Hughes intends ANPR to go in whenever CCTV systems are installed. Ironically the primary aims claimed for the system are tackling unregistered and uninsured vehicles, stolen cars and the considerably broader one of ‘denying criminals the use of the roads say UK Authorities.
It has also been revealed that a proposal is being floated in Australia to install point to point traffic systems on freeways and major roads. How this works is that at key locations, point-to-point measurement cameras are placed at different locations alongside the freeway. These cameras make photographs of each passing vehicle. A computer calculates the average speed that the vehicle has driven between the two points of measurement. The offenders automatically receive a speeding ticket in the post.
The news of tougher traffic management comes only weeks after the NSW Government admitted that over 10,000 motorists had been nicked driving through the new Lane Cove Tunnel in six weeks. The new cameras snap thousands of high-quality images and can monitor speeds in multiple lanes at once. They are also fitted with automatic number-plate recognition gear which alerts cops when a wanted car passes. They are also able to identify cars that are owned by drivers that have been disqualified.
Cameras from the same Dutch company Gatsometer are also are set to be installed on every road in the UK. The company claims that the Gatso MCS multi-camera system is highly flexible and may be either gantry-mounted or installed at the roadside. It uses a combination of digital cameras to capture violations over up to five lanes of traffic, with digital colour images and optional video event recording if required. The Gatso MCS can capture front, rear or front-and-rear image sets of infringing vehicles.
Another system from the same company, the Gatso DRCS has been developed exclusively for traffic use, in fixed, mobile or portable applications. It uses Gatso’s Radar 24, a unique slotted wave antenna on a 24 GHz frequency, approved worldwide for enforcement applications. The system monitors both approaching and receding vehicles and also easily distinguishes between cars and trucks.
The ACT Government is already using Gastometer cameras following a multimillion dollar deal last year. Stephen Gateley, Managing Director of Aspect Traffic, comments, “Canberra is a strategic win for Aspect Traffic, in keeping with our goal for Gatsometer to become the number one supplier of speed and red light enforcement systems in Australia.”
He added, “We believe that Gatsometer’s policy of offering a full range of fixed and mobile enforcement systems, coupled with Aspect Traffic’s experience in installation and systems integration, gave us the edge in this contract. We were able to meet and exceed all the enforcement needs of the ACT Government.”
A Dutch official of the company told SHN that several Australian governments were “Impressed” with the company’s new technology as it allowed a “Big increase” in revenue raising by various State Governments.
In Holland road users have received 2 – 3 million fines because they drove too fast on stretches of highway where there is point-to-point measurement.
The Dutch Police and the Ministry of Justice introduced permanent speed enforcement on several places recently. They claim that “On highways without the point-to-point monitoring, ten to 15 percent of the drivers don’t keep to the maximum speed limit, whereas on highways with point-to-point measurement, this percentage is only 2, 5 percent”, explains a spokesman of the bureau of traffic enforcement.

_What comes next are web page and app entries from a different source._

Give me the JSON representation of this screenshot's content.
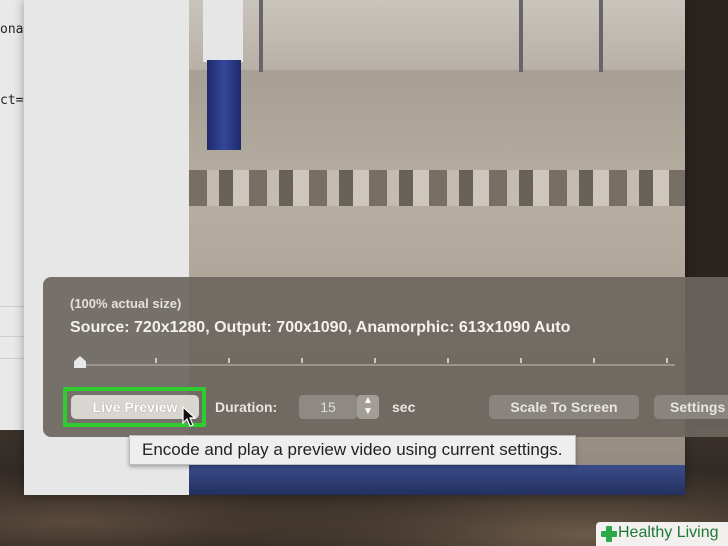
{
  "background_window": {
    "line1": "ona",
    "line2": "ct=("
  },
  "hud": {
    "size_label": "(100% actual size)",
    "source_info": "Source: 720x1280, Output: 700x1090, Anamorphic: 613x1090 Auto",
    "live_preview_label": "Live Preview",
    "duration_label": "Duration:",
    "duration_value": "15",
    "duration_unit": "sec",
    "scale_button_label": "Scale To Screen",
    "settings_button_label": "Settings",
    "slider_position": 0
  },
  "tooltip": {
    "text": "Encode and play a preview video using current settings."
  },
  "watermark": {
    "brand_text": "Healthy Living"
  },
  "colors": {
    "highlight": "#2ecc2e",
    "hud_bg": "#6c6660",
    "brand_green": "#1e7a34"
  }
}
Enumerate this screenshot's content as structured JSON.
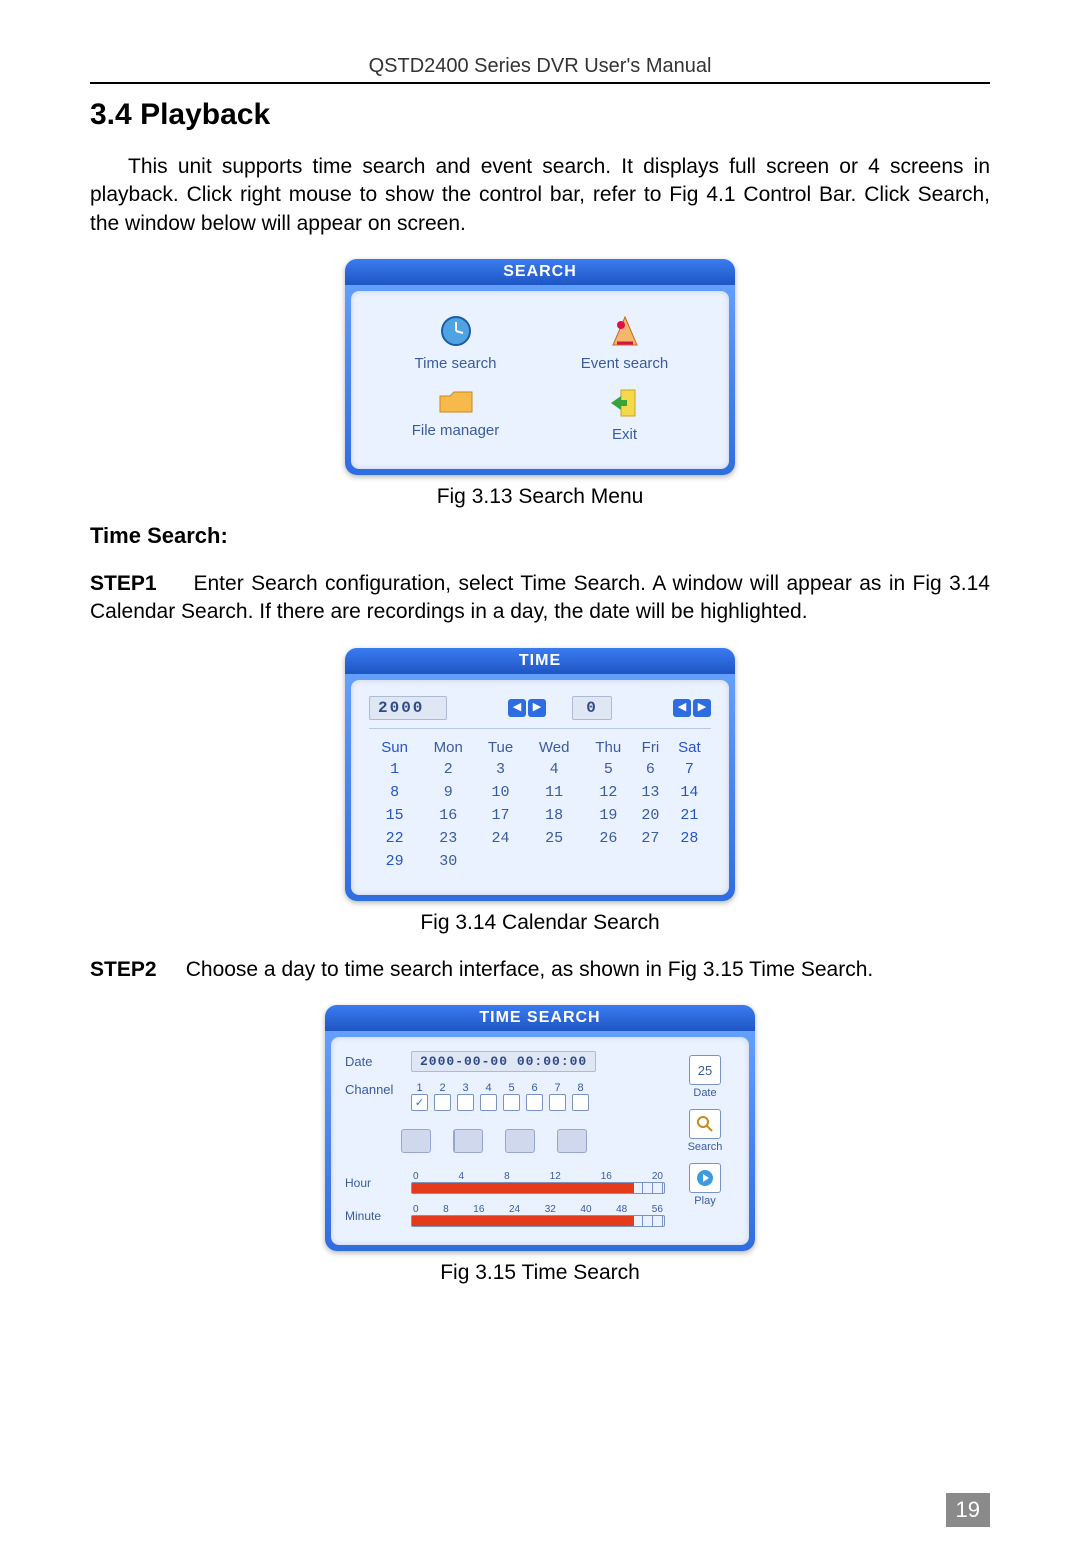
{
  "header": {
    "running": "QSTD2400 Series DVR User's Manual"
  },
  "section": {
    "number": "3.4",
    "title": "Playback",
    "intro": "This unit supports time search and event search. It displays full screen or 4 screens in playback. Click right mouse to show the control bar, refer to Fig 4.1 Control Bar. Click Search, the window below will appear on screen."
  },
  "search_menu": {
    "title": "SEARCH",
    "items": {
      "time_search": "Time search",
      "event_search": "Event search",
      "file_manager": "File manager",
      "exit": "Exit"
    },
    "caption": "Fig 3.13    Search Menu"
  },
  "time_search_section": {
    "heading": "Time Search:",
    "step1_label": "STEP1",
    "step1_text": "Enter Search configuration, select Time Search. A window will appear as in Fig 3.14 Calendar Search. If there are recordings in a day, the date will be highlighted."
  },
  "time_panel": {
    "title": "TIME",
    "year": "2000",
    "month": "0",
    "days": [
      "Sun",
      "Mon",
      "Tue",
      "Wed",
      "Thu",
      "Fri",
      "Sat"
    ],
    "weeks": [
      [
        "1",
        "2",
        "3",
        "4",
        "5",
        "6",
        "7"
      ],
      [
        "8",
        "9",
        "10",
        "11",
        "12",
        "13",
        "14"
      ],
      [
        "15",
        "16",
        "17",
        "18",
        "19",
        "20",
        "21"
      ],
      [
        "22",
        "23",
        "24",
        "25",
        "26",
        "27",
        "28"
      ],
      [
        "29",
        "30",
        "",
        "",
        "",
        "",
        ""
      ]
    ],
    "caption": "Fig 3.14 Calendar Search"
  },
  "step2": {
    "label": "STEP2",
    "text": "Choose a day to time search interface, as shown in Fig 3.15 Time Search."
  },
  "ts_panel": {
    "title": "TIME SEARCH",
    "date_label": "Date",
    "date_value": "2000-00-00 00:00:00",
    "channel_label": "Channel",
    "channels": [
      "1",
      "2",
      "3",
      "4",
      "5",
      "6",
      "7",
      "8"
    ],
    "channel_checked": 0,
    "hour_label": "Hour",
    "hour_ticks": [
      "0",
      "4",
      "8",
      "12",
      "16",
      "20"
    ],
    "hour_fill_pct": 88,
    "minute_label": "Minute",
    "minute_ticks": [
      "0",
      "8",
      "16",
      "24",
      "32",
      "40",
      "48",
      "56"
    ],
    "minute_fill_pct": 88,
    "side": {
      "date_btn": "Date",
      "date_value": "25",
      "search_btn": "Search",
      "play_btn": "Play"
    },
    "caption": "Fig 3.15 Time Search"
  },
  "page_number": "19"
}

“In the beginning many drivers will get fines, but as soon as people are used to it, these percentages will decrease.”